These joysticks come in different versions designed to fit the Happ Ultimate, Competition, Optical 360, and Super joysticks. The only difference is the mounting ring slots on the bottom of the joystick.
It's a very simple installation, really — pop off the small e-clip on the bottom of the current joystick, slide out the old joystick handle from the top, and then slide in the new SlikStik handle and attach the e-clip.
It took me all of about 2 minutes (that is, after I finished unscrewing all 16 screws holding the MAMEframe's control panel in place — I need a better dis-mounting system!)
One thing to note is that the bottom of the SlikStik shaft extends about 5/8" beyond the bottom of the joystick (the normal shaft, in comparison, only extends about 1/8".) This extra bit of shaft doesn't affect gameplay, but if your joysticks are mounted close to the bottom of your control panel, you may have to check for clearance issues.
The only other thing I noticed installing the SlikStik joystick handles on the Happs Competition base is that the plastic "shield" on the top isn't as snug around the shaft as it was with the Competition handle. There is enough of a gap that you can see down into the mounting hole if you look at the right angle. This is just a minor style nit, however, and it doesn't affect gameplay in the least. With the Happs Perfect 360 base, the fit between the joystick and the shield was perfect.
Once the SlikStik joystick handles are installed, you've got a nice, shiny addition to your control panel, one that gives it a tough, industrial look. Something unusual about these handles is the fact that they seem immune to fingerprints — no matter how many times I held or touched the surfaces, I never saw any fingerprints or smudges. I have no idea why this would be, but it's very nice.
Of course, all the good looks in the world aren't going to make these joystick handles a worthwhile upgrade if the gameplay isn't up to snuff. So how do these heavy steel joystick handles affect gameplay? How do they "feel" in use?
The first thing I noticed when trying out the joysticks on Happs Competition bases was was how "loose" they felt. It was very easy to move the joysticks, but they didn't return to the center, or neutral, position as quickly as the lighter original handles. I didn't like the feel. It really felt like I was playing with broken joysticks, ones that had the springs worn out from years of abuse.
SlikStik now provides strong replacement springs to counteract this problem. You simply unscrew the joystick base and replace the spring, which really does counter the loose feeling. The Happs Perfect360 joysticks use much stronger springs to begin with, so there was never a loose feeling to begin with.
In using the joysticks, I originally didn't notice much difference in gameplay, until I noted how easy it was for me to to shoot diagonal shots in Robotron, or how smoothly I could circle my way around an incoming wave of shots in DoDonPachi. I was getting a lot more accurate placement and movement in games, especially in games that used a lot of circular joystick motions.
These joysticks are 1/4" taller than the standard handles, something you don't notice immediately, but I suspect it's also something that may have an influence on gameplay.
The pear-top handle shape is also a big plus — it fits wonderfully in my palm, and was easy to grip.
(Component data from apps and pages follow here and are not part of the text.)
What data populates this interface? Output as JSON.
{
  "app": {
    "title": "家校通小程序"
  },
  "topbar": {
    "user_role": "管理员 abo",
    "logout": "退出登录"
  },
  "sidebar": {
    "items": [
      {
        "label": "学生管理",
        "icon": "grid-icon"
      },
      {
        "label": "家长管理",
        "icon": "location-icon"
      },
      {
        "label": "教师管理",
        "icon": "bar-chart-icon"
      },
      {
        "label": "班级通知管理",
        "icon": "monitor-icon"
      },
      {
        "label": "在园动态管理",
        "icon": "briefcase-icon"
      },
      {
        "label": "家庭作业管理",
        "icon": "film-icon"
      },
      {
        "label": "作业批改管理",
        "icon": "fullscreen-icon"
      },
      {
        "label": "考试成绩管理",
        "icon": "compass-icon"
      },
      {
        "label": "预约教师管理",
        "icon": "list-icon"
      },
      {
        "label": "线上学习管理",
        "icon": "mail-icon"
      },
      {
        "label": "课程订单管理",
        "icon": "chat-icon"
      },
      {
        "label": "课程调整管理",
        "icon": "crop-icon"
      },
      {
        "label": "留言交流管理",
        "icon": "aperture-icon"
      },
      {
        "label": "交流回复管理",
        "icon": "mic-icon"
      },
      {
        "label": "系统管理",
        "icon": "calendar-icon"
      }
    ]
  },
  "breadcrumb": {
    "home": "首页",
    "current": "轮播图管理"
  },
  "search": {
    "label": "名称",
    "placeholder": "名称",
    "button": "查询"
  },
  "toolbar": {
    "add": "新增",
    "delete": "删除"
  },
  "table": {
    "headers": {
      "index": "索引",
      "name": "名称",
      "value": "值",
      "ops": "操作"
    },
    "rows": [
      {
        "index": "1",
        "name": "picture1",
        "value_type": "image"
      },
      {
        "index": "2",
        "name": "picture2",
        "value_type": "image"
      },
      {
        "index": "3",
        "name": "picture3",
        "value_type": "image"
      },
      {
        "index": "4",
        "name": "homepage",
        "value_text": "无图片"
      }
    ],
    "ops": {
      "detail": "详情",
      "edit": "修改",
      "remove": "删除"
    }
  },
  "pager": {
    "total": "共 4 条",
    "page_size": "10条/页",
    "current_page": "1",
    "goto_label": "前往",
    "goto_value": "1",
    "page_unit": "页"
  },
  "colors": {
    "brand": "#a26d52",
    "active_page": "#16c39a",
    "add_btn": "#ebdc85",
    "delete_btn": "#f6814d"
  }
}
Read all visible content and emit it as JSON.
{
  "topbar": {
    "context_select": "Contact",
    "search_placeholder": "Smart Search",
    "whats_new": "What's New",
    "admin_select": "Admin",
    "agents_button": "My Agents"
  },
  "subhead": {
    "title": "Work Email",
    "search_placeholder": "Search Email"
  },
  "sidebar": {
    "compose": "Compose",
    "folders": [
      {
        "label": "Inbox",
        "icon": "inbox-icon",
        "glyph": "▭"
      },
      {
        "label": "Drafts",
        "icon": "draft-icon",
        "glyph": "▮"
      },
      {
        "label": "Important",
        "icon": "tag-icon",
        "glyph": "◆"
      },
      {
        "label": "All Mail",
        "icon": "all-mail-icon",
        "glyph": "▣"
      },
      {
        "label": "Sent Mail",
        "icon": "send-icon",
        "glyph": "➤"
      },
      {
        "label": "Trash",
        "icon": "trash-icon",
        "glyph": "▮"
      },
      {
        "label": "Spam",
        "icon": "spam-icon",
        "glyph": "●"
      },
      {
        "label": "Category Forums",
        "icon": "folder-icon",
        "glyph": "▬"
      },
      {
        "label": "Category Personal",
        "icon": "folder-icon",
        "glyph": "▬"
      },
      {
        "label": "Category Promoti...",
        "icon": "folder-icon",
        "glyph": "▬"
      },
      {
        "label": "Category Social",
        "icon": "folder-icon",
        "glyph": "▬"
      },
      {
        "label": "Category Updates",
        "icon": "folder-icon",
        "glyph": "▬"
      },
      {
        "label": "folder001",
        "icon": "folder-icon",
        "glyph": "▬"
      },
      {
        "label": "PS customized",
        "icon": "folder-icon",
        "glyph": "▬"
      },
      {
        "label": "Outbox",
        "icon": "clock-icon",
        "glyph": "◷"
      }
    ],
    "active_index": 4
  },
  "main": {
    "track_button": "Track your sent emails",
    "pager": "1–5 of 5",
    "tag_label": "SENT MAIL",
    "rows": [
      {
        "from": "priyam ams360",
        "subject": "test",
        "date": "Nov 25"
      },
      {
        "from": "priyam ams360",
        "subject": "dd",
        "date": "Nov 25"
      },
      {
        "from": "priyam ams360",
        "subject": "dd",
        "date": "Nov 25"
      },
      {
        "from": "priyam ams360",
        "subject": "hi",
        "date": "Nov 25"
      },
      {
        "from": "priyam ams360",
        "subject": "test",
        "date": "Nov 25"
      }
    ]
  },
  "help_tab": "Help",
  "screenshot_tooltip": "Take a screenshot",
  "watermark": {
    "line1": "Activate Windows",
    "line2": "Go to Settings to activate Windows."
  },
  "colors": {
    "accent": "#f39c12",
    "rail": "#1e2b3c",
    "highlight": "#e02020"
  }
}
The ball-top shape is a bit big for my preference, but I need to give it some more time to adjust to the feel — it certainly gives you a lot to hold onto!
I suspect that both of these joystick handle types may help reduce the infamous "Robotron Blisters" I always used to get after a grueling Robotron gaming session. I'll have to report back after playing Robotron non-stop for a few hours...
So, are they worth the money? Overall, yes. (See, that was easy!) At $25 apiece, they're not cheap, but it's a reasonable price for what you get. If you're looking for a stylish and unique addition to your arcade control panel, the SlikStik stainless steel joystick handles are worth your consideration.